The Secret Tory Candidate: It’s one rule for Rishi’s mates and another for the rest of us

The Secret Tory Candidate
The Secret Tory Candidate

I was having an evening off on Wednesday – a brief moment of relaxation over a gin and tonic – when the news popped up on my phone that Craig Williams, one of the PM’s closest aides, had placed a £100 bet on a July election shortly before it was announced by Rishi.

It’s hard to overstate the extreme anger that a lot of us fighting for our seats are feeling about this. Many of us are already doing everything in our power to bite our tongues and not go public with our views about how this campaign is being run.

This feels like exactly the kind of self-serving, arrogant, entitled behaviour that has already been incredibly damaging to the Conservative brand in recent years. The handing of plum seats to favoured sons like Richard Holden, the party chairman, was also an example of this.

In the case of Williams, it is as though the captain – Rishi – and his lieutenants have just driven the ship into an iceberg and the main preoccupation of his lieutenants is grasping stuff for themselves rather than showing any regard for others.

Rather than thinking, “the election is going to be called in July, what bearing is that going to have on the future of my supposed friends and colleagues”, he’s thinking, “can I make a quick buck out of it?”

Craig wasn’t just any MP. He was one of the PM’s closest aides – his parliamentary private secretary – which also makes Rishi’s failure to take any action against him all the more unforgivable. If it had been me or another candidate, ie someone who wasn’t one of Rishi’s mates, then we’d have been suspended. No doubt about it.

I saw Craig Williams being interviewed on the BBC last night and he was trying to brush this off. You can’t brush this off.

I’m worried about what these types of incidents are doing for morale among the grassroots.

I’m already having to get by with about a quarter of the number of volunteers who helped us campaign locally in 2019. Even a lot of people who are willing to deliver leaflets aren’t prepared to knock on doors and canvass because they can see the polls and the national atmosphere. As it happens, people we’ve spoken to on the doorstep are a lot politer than you might think.

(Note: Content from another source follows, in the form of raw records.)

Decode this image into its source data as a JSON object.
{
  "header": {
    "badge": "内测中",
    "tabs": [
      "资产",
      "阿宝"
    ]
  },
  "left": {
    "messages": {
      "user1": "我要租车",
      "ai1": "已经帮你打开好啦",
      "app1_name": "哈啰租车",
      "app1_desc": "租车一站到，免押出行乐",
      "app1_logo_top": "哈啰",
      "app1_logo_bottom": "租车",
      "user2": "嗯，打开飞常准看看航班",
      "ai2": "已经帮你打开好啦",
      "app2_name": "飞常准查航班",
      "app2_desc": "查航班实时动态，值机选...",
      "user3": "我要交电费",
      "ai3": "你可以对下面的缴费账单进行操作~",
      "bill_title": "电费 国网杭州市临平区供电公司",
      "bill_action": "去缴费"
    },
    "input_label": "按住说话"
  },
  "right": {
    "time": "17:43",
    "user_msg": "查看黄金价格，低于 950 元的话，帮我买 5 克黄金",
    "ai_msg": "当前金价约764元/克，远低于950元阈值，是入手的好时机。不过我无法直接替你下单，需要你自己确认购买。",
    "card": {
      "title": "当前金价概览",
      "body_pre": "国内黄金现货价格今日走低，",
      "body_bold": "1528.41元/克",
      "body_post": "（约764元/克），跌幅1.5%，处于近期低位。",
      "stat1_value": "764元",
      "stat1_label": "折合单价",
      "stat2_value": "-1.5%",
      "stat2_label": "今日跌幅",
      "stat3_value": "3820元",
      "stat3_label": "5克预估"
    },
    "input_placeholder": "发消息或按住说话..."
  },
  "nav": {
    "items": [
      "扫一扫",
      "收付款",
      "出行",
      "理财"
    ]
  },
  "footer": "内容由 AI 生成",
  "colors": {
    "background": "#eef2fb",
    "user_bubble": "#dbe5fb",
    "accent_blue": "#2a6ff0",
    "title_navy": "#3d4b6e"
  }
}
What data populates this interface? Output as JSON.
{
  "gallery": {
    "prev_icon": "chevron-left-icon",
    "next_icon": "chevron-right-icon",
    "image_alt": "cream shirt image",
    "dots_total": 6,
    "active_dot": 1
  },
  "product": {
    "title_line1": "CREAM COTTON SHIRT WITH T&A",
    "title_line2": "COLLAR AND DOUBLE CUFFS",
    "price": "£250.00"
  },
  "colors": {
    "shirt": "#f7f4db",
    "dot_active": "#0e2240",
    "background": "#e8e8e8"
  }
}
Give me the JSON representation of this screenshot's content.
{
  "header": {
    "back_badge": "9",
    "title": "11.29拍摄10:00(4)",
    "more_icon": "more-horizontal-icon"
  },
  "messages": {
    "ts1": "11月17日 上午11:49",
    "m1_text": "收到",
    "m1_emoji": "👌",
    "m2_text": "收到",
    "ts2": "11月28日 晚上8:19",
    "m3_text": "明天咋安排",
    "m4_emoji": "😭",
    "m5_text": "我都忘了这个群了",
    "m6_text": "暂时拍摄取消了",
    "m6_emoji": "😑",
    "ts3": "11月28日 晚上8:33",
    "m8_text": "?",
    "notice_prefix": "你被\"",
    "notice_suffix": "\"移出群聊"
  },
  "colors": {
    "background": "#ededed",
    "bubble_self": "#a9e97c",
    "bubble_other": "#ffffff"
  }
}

But the amount of time I’m having to spend cajoling traditional Conservative voters to vote for us on July 4 is worrying. Sometimes it’s 15-minute conversations trying to get them off Reform. My pitch is to make it really clear to them that this is a vote for me – not Rishi. Sadly, what used to just be indifference and apathy towards him seems to have hardened. He has become a drag.

One couple I canvassed yesterday were pretty typical of older, skilled working-class voters in my constituency. They were previously Conservative voters but think Rishi is out of touch and doesn’t get the lives of ordinary people. They felt it was time to change and they wanted a Labour government. They quite like Keir Starmer.

In this case, they’d decided that a Labour government would get voted in regardless of what happens here, so they decided to vote for me because they like me locally and don’t think there’s any risk that they’ll help to elect us as a government nationally.

A lot of us are in utter despair now, particularly after the publication of an underwhelming manifesto. The risk of a super-majority Labour Party is grave but we’re walking into the abyss.

Tellingly, the Conservative MPs’ Whatsapp group is eerily quiet – hardly anyone is messaging in it. Yesterday Damian Green put a message out about canvassing. But no one replied.

There was just tumbleweed.

But that is hardly surprising. It feels like we’re being destroyed by poor political leadership and the behaviour of those around Rishi.